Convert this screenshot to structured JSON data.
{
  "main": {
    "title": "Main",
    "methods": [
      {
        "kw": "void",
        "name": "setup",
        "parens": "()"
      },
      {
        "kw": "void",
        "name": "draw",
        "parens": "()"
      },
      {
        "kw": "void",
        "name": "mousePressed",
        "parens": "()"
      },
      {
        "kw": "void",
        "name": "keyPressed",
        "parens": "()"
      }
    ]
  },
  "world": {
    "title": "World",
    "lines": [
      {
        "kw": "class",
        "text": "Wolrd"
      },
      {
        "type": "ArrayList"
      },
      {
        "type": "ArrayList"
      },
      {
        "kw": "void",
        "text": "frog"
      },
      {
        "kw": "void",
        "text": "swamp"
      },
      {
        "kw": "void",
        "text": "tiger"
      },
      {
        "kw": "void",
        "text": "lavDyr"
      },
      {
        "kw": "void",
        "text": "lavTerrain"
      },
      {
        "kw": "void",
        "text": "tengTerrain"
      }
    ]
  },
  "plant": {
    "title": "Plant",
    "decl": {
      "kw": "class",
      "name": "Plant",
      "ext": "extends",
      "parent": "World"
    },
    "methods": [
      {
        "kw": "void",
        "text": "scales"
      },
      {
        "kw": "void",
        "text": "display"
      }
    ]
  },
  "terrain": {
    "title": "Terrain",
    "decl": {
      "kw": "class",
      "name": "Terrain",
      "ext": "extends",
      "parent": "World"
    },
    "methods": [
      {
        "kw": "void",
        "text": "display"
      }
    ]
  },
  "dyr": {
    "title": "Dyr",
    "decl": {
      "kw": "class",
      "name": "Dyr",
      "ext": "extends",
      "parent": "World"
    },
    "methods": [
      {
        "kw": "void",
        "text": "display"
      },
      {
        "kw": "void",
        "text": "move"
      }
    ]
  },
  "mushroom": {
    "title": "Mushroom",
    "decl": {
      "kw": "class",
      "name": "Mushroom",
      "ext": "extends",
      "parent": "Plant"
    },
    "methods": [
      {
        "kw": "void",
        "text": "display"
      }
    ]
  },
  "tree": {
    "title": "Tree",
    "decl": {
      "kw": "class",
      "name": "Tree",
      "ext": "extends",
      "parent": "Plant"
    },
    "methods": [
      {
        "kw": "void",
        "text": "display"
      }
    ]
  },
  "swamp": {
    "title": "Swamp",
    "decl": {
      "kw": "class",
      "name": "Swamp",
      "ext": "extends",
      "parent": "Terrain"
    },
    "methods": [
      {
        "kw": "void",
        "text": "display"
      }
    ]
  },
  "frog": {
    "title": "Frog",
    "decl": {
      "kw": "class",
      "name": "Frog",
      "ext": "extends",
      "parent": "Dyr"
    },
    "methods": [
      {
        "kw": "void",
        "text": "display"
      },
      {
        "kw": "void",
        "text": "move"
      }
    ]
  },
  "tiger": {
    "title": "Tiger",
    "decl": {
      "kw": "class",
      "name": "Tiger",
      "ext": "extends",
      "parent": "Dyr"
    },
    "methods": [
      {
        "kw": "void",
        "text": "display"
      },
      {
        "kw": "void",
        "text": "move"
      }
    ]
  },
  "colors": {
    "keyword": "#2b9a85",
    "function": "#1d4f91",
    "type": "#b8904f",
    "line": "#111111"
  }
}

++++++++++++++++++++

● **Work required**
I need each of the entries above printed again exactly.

● **Reply to the exercise**
Convert this screenshot to structured JSON data.
{
  "main": {
    "title": "Main",
    "methods": [
      {
        "kw": "void",
        "name": "setup",
        "parens": "()"
      },
      {
        "kw": "void",
        "name": "draw",
        "parens": "()"
      },
      {
        "kw": "void",
        "name": "mousePressed",
        "parens": "()"
      },
      {
        "kw": "void",
        "name": "keyPressed",
        "parens": "()"
      }
    ]
  },
  "world": {
    "title": "World",
    "lines": [
      {
        "kw": "class",
        "text": "Wolrd"
      },
      {
        "type": "ArrayList"
      },
      {
        "type": "ArrayList"
      },
      {
        "kw": "void",
        "text": "frog"
      },
      {
        "kw": "void",
        "text": "swamp"
      },
      {
        "kw": "void",
        "text": "tiger"
      },
      {
        "kw": "void",
        "text": "lavDyr"
      },
      {
        "kw": "void",
        "text": "lavTerrain"
      },
      {
        "kw": "void",
        "text": "tengTerrain"
      }
    ]
  },
  "plant": {
    "title": "Plant",
    "decl": {
      "kw": "class",
      "name": "Plant",
      "ext": "extends",
      "parent": "World"
    },
    "methods": [
      {
        "kw": "void",
        "text": "scales"
      },
      {
        "kw": "void",
        "text": "display"
      }
    ]
  },
  "terrain": {
    "title": "Terrain",
    "decl": {
      "kw": "class",
      "name": "Terrain",
      "ext": "extends",
      "parent": "World"
    },
    "methods": [
      {
        "kw": "void",
        "text": "display"
      }
    ]
  },
  "dyr": {
    "title": "Dyr",
    "decl": {
      "kw": "class",
      "name": "Dyr",
      "ext": "extends",
      "parent": "World"
    },
    "methods": [
      {
        "kw": "void",
        "text": "display"
      },
      {
        "kw": "void",
        "text": "move"
      }
    ]
  },
  "mushroom": {
    "title": "Mushroom",
    "decl": {
      "kw": "class",
      "name": "Mushroom",
      "ext": "extends",
      "parent": "Plant"
    },
    "methods": [
      {
        "kw": "void",
        "text": "display"
      }
    ]
  },
  "tree": {
    "title": "Tree",
    "decl": {
      "kw": "class",
      "name": "Tree",
      "ext": "extends",
      "parent": "Plant"
    },
    "methods": [
      {
        "kw": "void",
        "text": "display"
      }
    ]
  },
  "swamp": {
    "title": "Swamp",
    "decl": {
      "kw": "class",
      "name": "Swamp",
      "ext": "extends",
      "parent": "Terrain"
    },
    "methods": [
      {
        "kw": "void",
        "text": "display"
      }
    ]
  },
  "frog": {
    "title": "Frog",
    "decl": {
      "kw": "class",
      "name": "Frog",
      "ext": "extends",
      "parent": "Dyr"
    },
    "methods": [
      {
        "kw": "void",
        "text": "display"
      },
      {
        "kw": "void",
        "text": "move"
      }
    ]
  },
  "tiger": {
    "title": "Tiger",
    "decl": {
      "kw": "class",
      "name": "Tiger",
      "ext": "extends",
      "parent": "Dyr"
    },
    "methods": [
      {
        "kw": "void",
        "text": "display"
      },
      {
        "kw": "void",
        "text": "move"
      }
    ]
  },
  "colors": {
    "keyword": "#2b9a85",
    "function": "#1d4f91",
    "type": "#b8904f",
    "line": "#111111"
  }
}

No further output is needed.